1) We were to attend the first international Austrian-German bird blogger convention.
2) Dale wanted me to see Snowfinches. And I wanted me to see Snowfinches just as bad.
I had seen Snowfinches twice before in the Alps, once in July or August of 1987 when a handful of birds quickly flew away from me somewhere around Switzerland's Matterhorn, and in February (or January?) of 1997 in the German Allgäu, where a small flock of around 5 birds would regularly fly away from me whenever I turned up at the peak of the Fellhorn during a week's trip there.
Yes, I wanted some better looks.
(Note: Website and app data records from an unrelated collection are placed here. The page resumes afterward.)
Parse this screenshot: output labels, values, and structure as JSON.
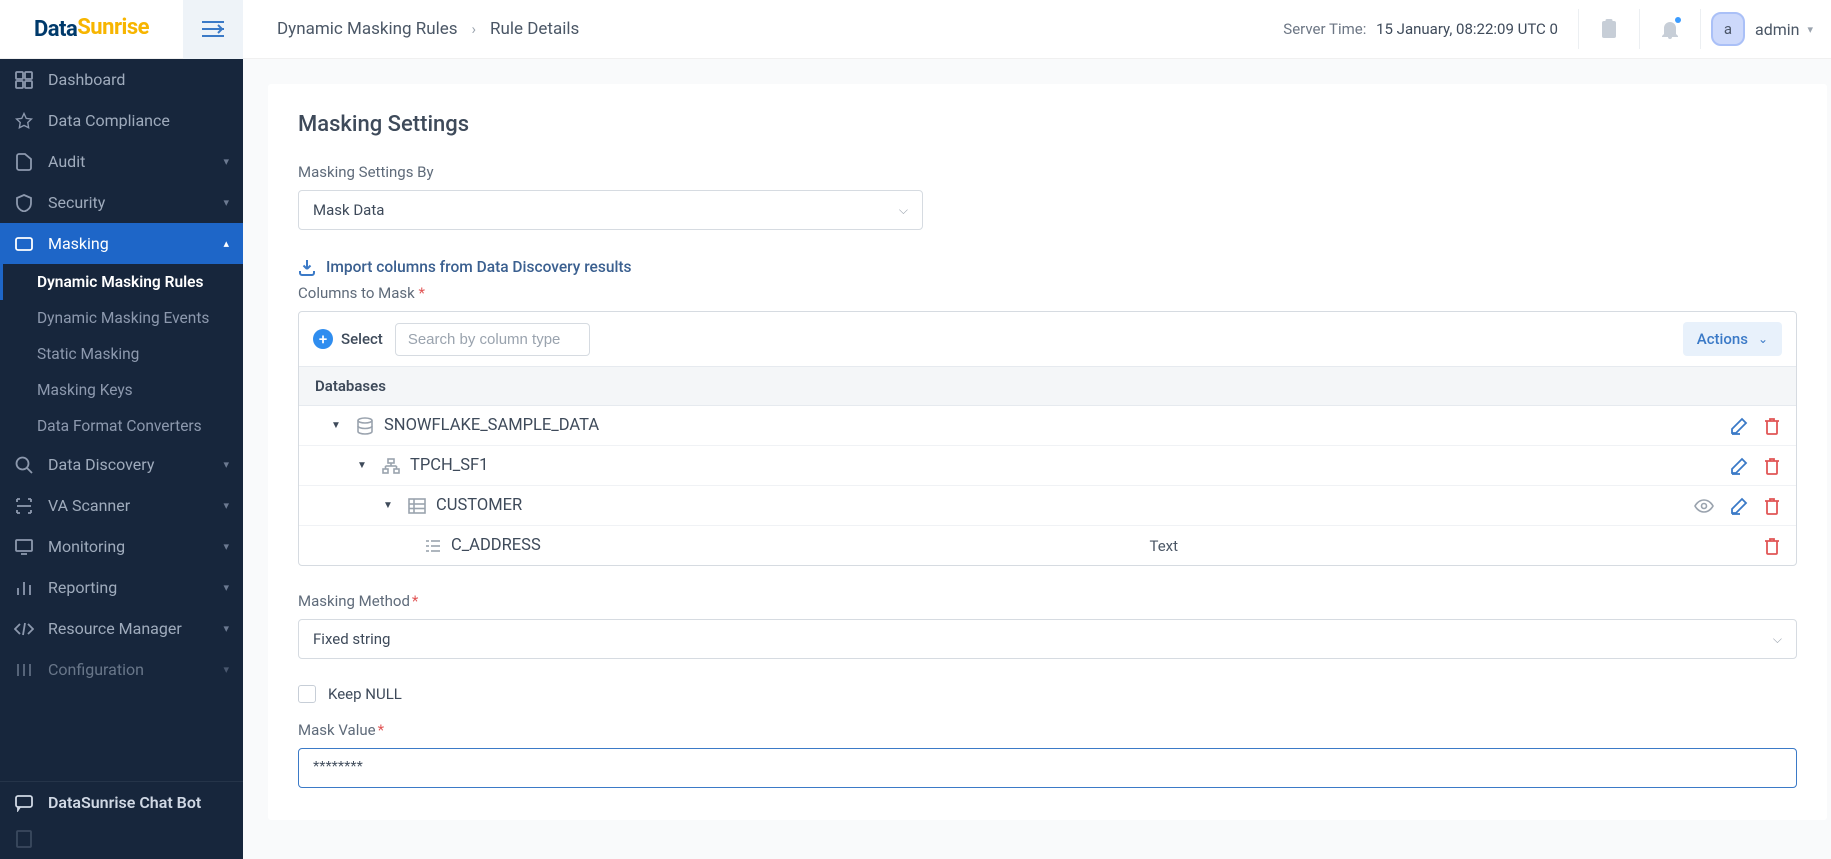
{
  "logo": {
    "part1": "Data",
    "part2": "Sunrise"
  },
  "breadcrumb": {
    "parent": "Dynamic Masking Rules",
    "current": "Rule Details"
  },
  "server": {
    "label": "Server Time:",
    "value": "15 January, 08:22:09  UTC 0"
  },
  "user": {
    "initial": "a",
    "name": "admin"
  },
  "sidebar": {
    "items": [
      {
        "label": "Dashboard"
      },
      {
        "label": "Data Compliance"
      },
      {
        "label": "Audit"
      },
      {
        "label": "Security"
      },
      {
        "label": "Masking"
      },
      {
        "label": "Data Discovery"
      },
      {
        "label": "VA Scanner"
      },
      {
        "label": "Monitoring"
      },
      {
        "label": "Reporting"
      },
      {
        "label": "Resource Manager"
      },
      {
        "label": "Configuration"
      }
    ],
    "masking_sub": [
      "Dynamic Masking Rules",
      "Dynamic Masking Events",
      "Static Masking",
      "Masking Keys",
      "Data Format Converters"
    ],
    "chat": "DataSunrise Chat Bot"
  },
  "page": {
    "heading": "Masking Settings",
    "settings_by_label": "Masking Settings By",
    "settings_by_value": "Mask Data",
    "import_link": "Import columns from Data Discovery results",
    "columns_label": "Columns to Mask",
    "select_btn": "Select",
    "search_placeholder": "Search by column type",
    "actions": "Actions",
    "db_header": "Databases",
    "tree": {
      "database": "SNOWFLAKE_SAMPLE_DATA",
      "schema": "TPCH_SF1",
      "table": "CUSTOMER",
      "column": "C_ADDRESS",
      "column_type": "Text"
    },
    "method_label": "Masking Method",
    "method_value": "Fixed string",
    "keep_null": "Keep NULL",
    "mask_value_label": "Mask Value",
    "mask_value": "********"
  }
}
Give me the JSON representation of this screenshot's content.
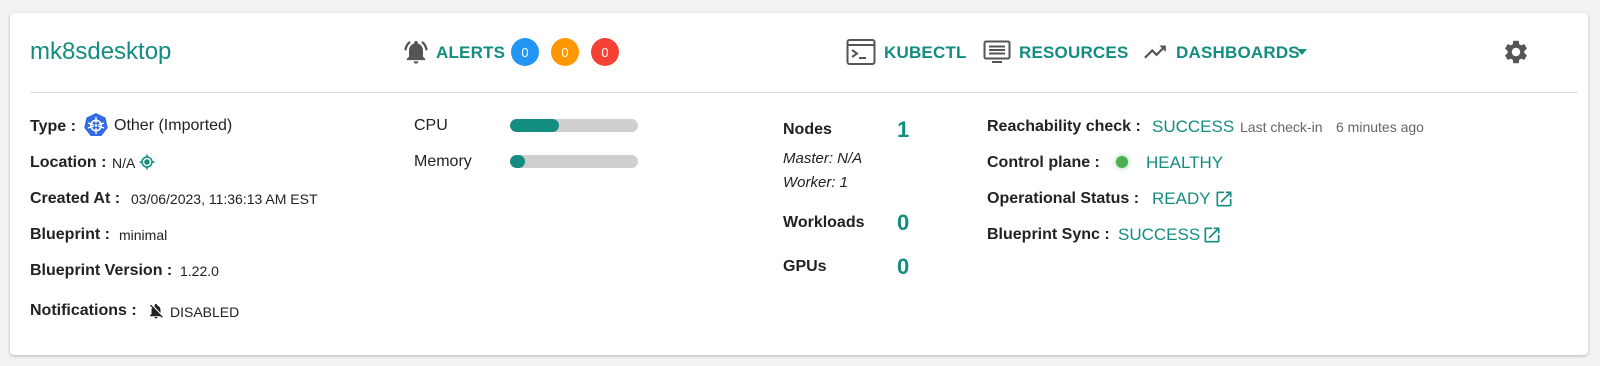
{
  "cluster": {
    "name": "mk8sdesktop"
  },
  "header": {
    "alerts_label": "ALERTS",
    "alert_counts": [
      {
        "value": "0",
        "color": "#2196f3"
      },
      {
        "value": "0",
        "color": "#ff9800"
      },
      {
        "value": "0",
        "color": "#f44336"
      }
    ],
    "kubectl_label": "KUBECTL",
    "resources_label": "RESOURCES",
    "dashboards_label": "DASHBOARDS"
  },
  "details": {
    "type_label": "Type :",
    "type_value": "Other (Imported)",
    "location_label": "Location :",
    "location_value": "N/A",
    "created_label": "Created At :",
    "created_value": "03/06/2023, 11:36:13 AM EST",
    "blueprint_label": "Blueprint :",
    "blueprint_value": "minimal",
    "blueprint_version_label": "Blueprint Version :",
    "blueprint_version_value": "1.22.0",
    "notifications_label": "Notifications :",
    "notifications_value": "DISABLED"
  },
  "usage": {
    "cpu_label": "CPU",
    "cpu_fraction": 0.38,
    "memory_label": "Memory",
    "memory_fraction": 0.12
  },
  "counts": {
    "nodes_label": "Nodes",
    "nodes_value": "1",
    "master": "Master: N/A",
    "worker": "Worker: 1",
    "workloads_label": "Workloads",
    "workloads_value": "0",
    "gpus_label": "GPUs",
    "gpus_value": "0"
  },
  "health": {
    "reachability_label": "Reachability check :",
    "reachability_value": "SUCCESS",
    "last_checkin_label": "Last check-in",
    "last_checkin_value": "6 minutes ago",
    "control_plane_label": "Control plane :",
    "control_plane_value": "HEALTHY",
    "control_plane_color": "#4caf50",
    "operational_label": "Operational Status :",
    "operational_value": "READY",
    "blueprint_sync_label": "Blueprint Sync :",
    "blueprint_sync_value": "SUCCESS"
  },
  "colors": {
    "accent": "#138d7f"
  }
}
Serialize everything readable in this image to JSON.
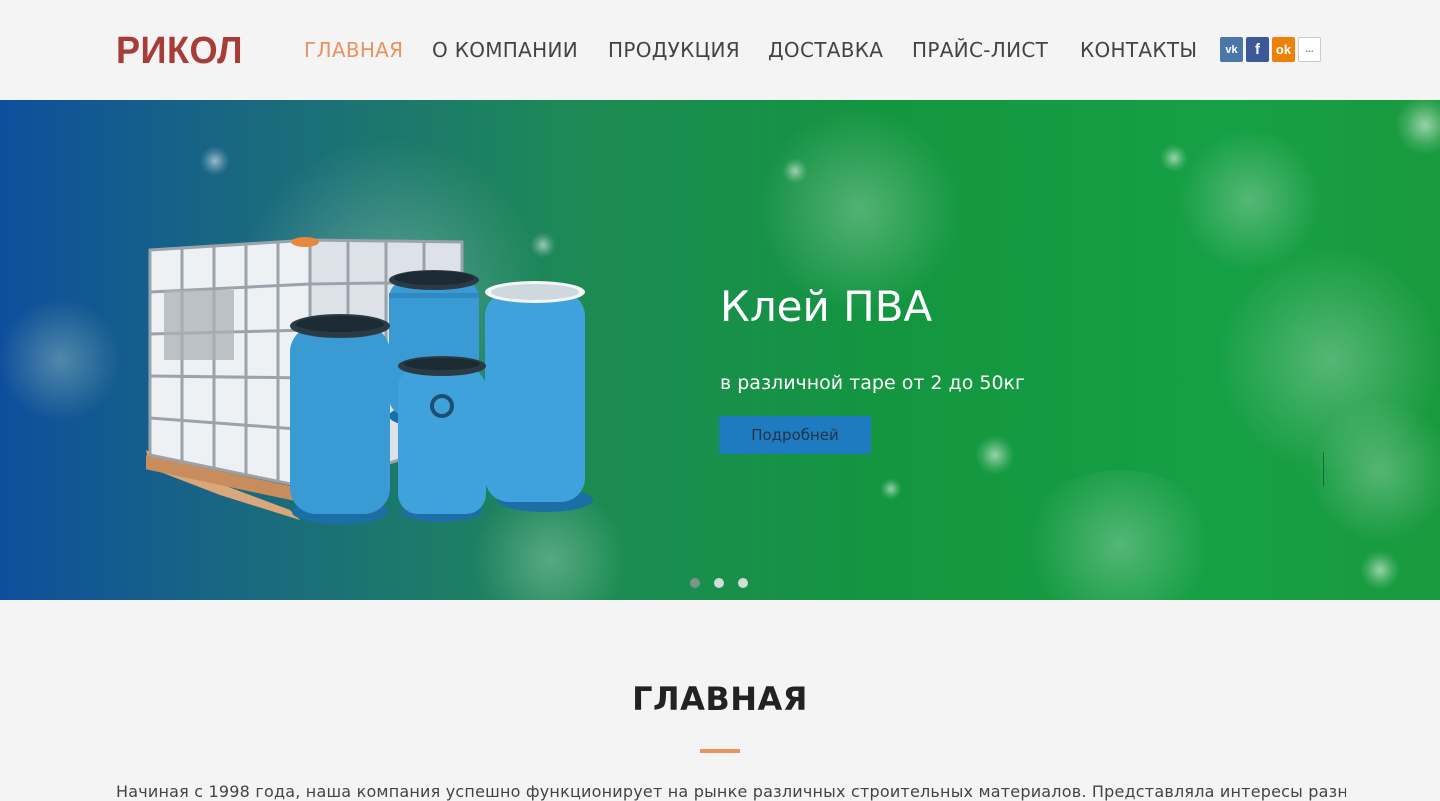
{
  "header": {
    "logo": "РИКОЛ",
    "nav": [
      {
        "label": "ГЛАВНАЯ",
        "active": true
      },
      {
        "label": "О КОМПАНИИ",
        "active": false
      },
      {
        "label": "ПРОДУКЦИЯ",
        "active": false
      },
      {
        "label": "ДОСТАВКА",
        "active": false
      },
      {
        "label": "ПРАЙС-ЛИСТ",
        "active": false
      },
      {
        "label": "КОНТАКТЫ",
        "active": false
      }
    ],
    "social": [
      {
        "icon": "vk-icon",
        "glyph": "vk",
        "color": "#4a76a8"
      },
      {
        "icon": "facebook-icon",
        "glyph": "f",
        "color": "#3b5998"
      },
      {
        "icon": "odnoklassniki-icon",
        "glyph": "ok",
        "color": "#ee8208"
      },
      {
        "icon": "more-icon",
        "glyph": "...",
        "color": "#ffffff"
      }
    ]
  },
  "hero": {
    "title": "Клей ПВА",
    "subtitle": "в различной таре от 2 до 50кг",
    "button": "Подробней",
    "slides_total": 3,
    "active_slide": 1
  },
  "section": {
    "title": "ГЛАВНАЯ",
    "intro": "Начиная с 1998 года, наша компания успешно функционирует на рынке различных строительных материалов. Представляла интересы разных"
  },
  "colors": {
    "accent": "#e79362",
    "logo": "#a83c36",
    "button": "#1f7bbf"
  }
}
The first Snowfinch we saw at Kühtai ... er ... kind of flew away from me, so it seems it's some sort of a tradition thing. But then a few birds landed at a feeder nearby, and then more and more birds showed up, and then I got some amazing looks at the birds sitting, and then hopping, and then flying. Yes, away from me again, but also towards me, around me, and above me. Not below me, but one always ought to leave out one thing in order to have a reason for coming back, so I was fine with that.
"We need to talk."
The marching bird.
I've never seen birds with such determined walking gaits. Not as goofy as the Ovenbird, but surely with a comparable mindset.
Best ... Feeder Bird ... Ever!
The Underdogs' feeding frenzy below the feeder.
And now the Eye Candy: the flock in flight.
We were there on a cloudy day, and the sky was as pale and uniformly white as the snow on the surrounding mountain slopes.
In theory this is bad. And it might be bad if you are trying to enjoy 9,999 of the world's 10,000 bird species.
But for viewing Snowfinches, this is perfect weather.
Against a white sky (or snow) the white in the birds' wings and tails merges in perfectly with the background and the Snowfinch has thus one of the most peculiar flight silhouettes I have ever seen (well, have ever partially not seen).
The following two heavily cropped images may convey part of it, but it is so astounding it needs to be seen in life to be appreciated.
Such marvelous avian wonders.